Advanced concepts

Object repositories

Object repositories are optional csv files which can store variables for use in flows. They help to separate your flows from your personal data (like login information for web flows), and allow you to share common information between multiple flows for easy updating.

Each flow has a local object repository and all flows share the global object repository. The local object repository is the tagui_local.csv in the same folder as the flow. The global object repository is the tagui_global.csv in the tagui/src/ folder.

An object repository could look like this:

object definition
email user-email-textbox
create account btn btn–green btn-xl signup-btn

Within the flow, TagUI can use the objects email, create account as variables and they will be replaced directly by the definitions before it is run. Local definitions take precedence over global definitions.

If user-email-textbox was the identifier for some web text input, then you could use the following in your flow:

type `email` as


Datatables are csv files which can be used to run your flows multiple times with different inputs.

A datatable (trade_data.csv) could look like this:

# trade username password pair size direction
1 Trade USDSGD test_account 12345678 USDSGD 10000 BUY
2 Trade USDSGD test_account 12345678 USDJPY 1000 SELL
3 Trade EURUSD test_account 12345678 EURUSD 100000 BUY

To use it, you run your flow with tagui my_flow.tag trade_data.csv. TagUI will run my_flow.tag once for each row in the datatable (except the header). Within the flow, TagUI can use the variables trade, username, password, etc as if they were in the local object repository and the values will be from that run’s row.

Running other flows within a flow

A flow can run another flow, like this:

tagui login_crm.tag

Variables in the parent flow are accessible in the child flow.

Visual automation tricks

If you make the background of a UI element in a .png file 100% transparent using an image editor, TagUI will be able to target the element regardless of its background.

Conversely, you can also remove the foreground content near some anchor element like a frame, to allow you to OCR varying content in the empty area using the read step.

Writing Python within flows

You can write Python code in TagUI flows. Python needs to be installed separately.

The py step can be used to run commands in Python (TagUI will call python on the command line). You can pass string values back to TagUI with print(). The stdout will be stored in the py_result variable in TagUI.
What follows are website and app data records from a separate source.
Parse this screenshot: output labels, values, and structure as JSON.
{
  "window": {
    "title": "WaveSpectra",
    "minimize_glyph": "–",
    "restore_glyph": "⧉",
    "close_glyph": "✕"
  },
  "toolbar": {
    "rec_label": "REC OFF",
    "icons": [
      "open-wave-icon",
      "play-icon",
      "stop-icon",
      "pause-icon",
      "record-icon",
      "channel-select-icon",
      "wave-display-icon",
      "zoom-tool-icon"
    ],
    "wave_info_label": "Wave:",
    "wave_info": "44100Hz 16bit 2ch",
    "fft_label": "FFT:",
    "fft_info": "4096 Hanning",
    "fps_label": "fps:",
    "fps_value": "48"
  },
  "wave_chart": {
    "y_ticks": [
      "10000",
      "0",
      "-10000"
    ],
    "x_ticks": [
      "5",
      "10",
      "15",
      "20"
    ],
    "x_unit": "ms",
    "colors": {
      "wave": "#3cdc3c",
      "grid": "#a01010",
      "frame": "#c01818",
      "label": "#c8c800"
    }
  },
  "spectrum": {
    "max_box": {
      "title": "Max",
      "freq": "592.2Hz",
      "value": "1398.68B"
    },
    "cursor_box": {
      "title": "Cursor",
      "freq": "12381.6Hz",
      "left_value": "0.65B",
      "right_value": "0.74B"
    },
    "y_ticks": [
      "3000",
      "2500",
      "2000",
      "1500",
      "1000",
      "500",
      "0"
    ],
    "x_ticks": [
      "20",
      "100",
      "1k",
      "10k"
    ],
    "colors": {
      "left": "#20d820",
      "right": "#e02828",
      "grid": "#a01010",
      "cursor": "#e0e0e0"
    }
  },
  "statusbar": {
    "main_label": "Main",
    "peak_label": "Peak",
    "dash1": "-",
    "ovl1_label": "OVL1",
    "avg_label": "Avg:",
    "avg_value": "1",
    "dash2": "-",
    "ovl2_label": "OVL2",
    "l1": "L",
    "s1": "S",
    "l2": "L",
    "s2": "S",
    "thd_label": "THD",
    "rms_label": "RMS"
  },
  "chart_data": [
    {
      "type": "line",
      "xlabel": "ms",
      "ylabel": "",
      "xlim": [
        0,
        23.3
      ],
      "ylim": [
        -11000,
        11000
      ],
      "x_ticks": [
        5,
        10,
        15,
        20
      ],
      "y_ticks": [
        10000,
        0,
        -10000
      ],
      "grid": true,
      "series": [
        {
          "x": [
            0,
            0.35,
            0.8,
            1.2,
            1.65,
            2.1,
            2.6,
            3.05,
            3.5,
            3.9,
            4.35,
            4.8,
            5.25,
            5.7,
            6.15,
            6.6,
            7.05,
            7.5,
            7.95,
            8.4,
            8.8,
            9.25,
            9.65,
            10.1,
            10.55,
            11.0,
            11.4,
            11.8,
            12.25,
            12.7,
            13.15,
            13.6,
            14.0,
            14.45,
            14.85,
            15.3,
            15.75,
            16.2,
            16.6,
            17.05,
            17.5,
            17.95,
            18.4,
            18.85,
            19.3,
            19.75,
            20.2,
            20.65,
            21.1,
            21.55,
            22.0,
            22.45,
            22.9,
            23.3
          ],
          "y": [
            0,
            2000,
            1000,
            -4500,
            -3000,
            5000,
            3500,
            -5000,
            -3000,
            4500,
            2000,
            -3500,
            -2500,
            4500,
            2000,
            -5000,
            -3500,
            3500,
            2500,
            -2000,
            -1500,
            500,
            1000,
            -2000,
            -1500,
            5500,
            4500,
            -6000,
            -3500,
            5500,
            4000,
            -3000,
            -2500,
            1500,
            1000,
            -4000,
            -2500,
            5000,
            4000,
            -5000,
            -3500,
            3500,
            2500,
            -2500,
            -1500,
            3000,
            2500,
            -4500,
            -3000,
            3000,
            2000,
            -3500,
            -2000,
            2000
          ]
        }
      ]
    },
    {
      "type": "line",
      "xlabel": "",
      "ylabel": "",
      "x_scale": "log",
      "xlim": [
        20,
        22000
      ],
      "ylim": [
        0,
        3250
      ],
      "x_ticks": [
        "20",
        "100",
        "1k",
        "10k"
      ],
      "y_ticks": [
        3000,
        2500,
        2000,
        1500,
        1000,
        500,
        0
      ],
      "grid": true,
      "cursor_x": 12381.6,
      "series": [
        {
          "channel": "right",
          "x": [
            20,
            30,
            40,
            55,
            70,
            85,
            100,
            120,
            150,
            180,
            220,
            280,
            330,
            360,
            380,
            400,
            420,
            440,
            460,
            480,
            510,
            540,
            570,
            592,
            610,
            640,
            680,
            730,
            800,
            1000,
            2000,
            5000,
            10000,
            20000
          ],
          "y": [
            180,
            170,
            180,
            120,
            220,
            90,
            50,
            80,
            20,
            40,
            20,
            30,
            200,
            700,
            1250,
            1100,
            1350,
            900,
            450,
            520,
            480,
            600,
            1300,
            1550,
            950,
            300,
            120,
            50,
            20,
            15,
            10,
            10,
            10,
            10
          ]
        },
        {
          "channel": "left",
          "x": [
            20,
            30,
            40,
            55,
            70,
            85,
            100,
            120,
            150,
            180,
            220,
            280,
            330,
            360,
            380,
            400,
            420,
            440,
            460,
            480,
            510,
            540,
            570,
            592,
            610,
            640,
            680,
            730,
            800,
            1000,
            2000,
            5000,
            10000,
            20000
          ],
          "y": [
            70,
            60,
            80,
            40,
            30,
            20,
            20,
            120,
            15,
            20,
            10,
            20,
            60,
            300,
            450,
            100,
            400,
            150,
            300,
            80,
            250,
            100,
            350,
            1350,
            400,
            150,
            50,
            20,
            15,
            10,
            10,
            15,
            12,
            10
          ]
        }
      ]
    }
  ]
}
py a=1
py b=2
py c=a+b
py print(c)
echo `py_result`

You can also use py begin and py finish before and after a Python code block:

py begin
py finish
echo `py_result`

You can pass a variable to Python like this:

phone = 1234567
py_step('phone = ' + phone)
py print(phone)
echo `py_result`

Saving flow run results

You can save an html log of the run and the flow run results to tagui/src/tagui_report.csv with the report option (shortcut -r).

tagui my_flow.tag -report

The CSV file will show one line for each run, when it started, how long it took to complete, any error message during run, and the link to the log file for that run.

Create log files for debugging

To do advanced debugging, you can create log files when running flows by creating an empty tagui_logging file in tagui/src/.

  • my_flow.log stores output of the execution.
  • my_flow.js is the generated JavaScript file that was run.
  • my_flow.raw is the expanded flow after parsing modules.